PROBLEM DETAILS.
Copy out every entry precisely.
DATASET EXTRACT Start Marker
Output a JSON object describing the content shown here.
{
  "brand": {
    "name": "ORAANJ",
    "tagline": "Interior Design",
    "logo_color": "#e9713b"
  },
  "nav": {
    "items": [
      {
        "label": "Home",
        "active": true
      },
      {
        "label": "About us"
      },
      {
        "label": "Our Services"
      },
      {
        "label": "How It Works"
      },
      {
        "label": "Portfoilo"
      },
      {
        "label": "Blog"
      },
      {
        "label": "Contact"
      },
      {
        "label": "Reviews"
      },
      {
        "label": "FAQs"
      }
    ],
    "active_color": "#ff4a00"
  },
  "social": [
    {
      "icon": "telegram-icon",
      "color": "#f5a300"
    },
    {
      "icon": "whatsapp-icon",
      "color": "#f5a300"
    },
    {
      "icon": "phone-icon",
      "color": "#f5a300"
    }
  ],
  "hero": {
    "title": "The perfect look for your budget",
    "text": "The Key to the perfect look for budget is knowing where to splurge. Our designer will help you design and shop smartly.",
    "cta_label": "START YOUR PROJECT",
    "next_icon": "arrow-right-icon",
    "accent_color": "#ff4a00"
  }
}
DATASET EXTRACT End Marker
OUTPUT OF THE TASK.
Output a JSON object describing the content shown here.
{
  "brand": {
    "name": "ORAANJ",
    "tagline": "Interior Design",
    "logo_color": "#e9713b"
  },
  "nav": {
    "items": [
      {
        "label": "Home",
        "active": true
      },
      {
        "label": "About us"
      },
      {
        "label": "Our Services"
      },
      {
        "label": "How It Works"
      },
      {
        "label": "Portfoilo"
      },
      {
        "label": "Blog"
      },
      {
        "label": "Contact"
      },
      {
        "label": "Reviews"
      },
      {
        "label": "FAQs"
      }
    ],
    "active_color": "#ff4a00"
  },
  "social": [
    {
      "icon": "telegram-icon",
      "color": "#f5a300"
    },
    {
      "icon": "whatsapp-icon",
      "color": "#f5a300"
    },
    {
      "icon": "phone-icon",
      "color": "#f5a300"
    }
  ],
  "hero": {
    "title": "The perfect look for your budget",
    "text": "The Key to the perfect look for budget is knowing where to splurge. Our designer will help you design and shop smartly.",
    "cta_label": "START YOUR PROJECT",
    "next_icon": "arrow-right-icon",
    "accent_color": "#ff4a00"
  }
}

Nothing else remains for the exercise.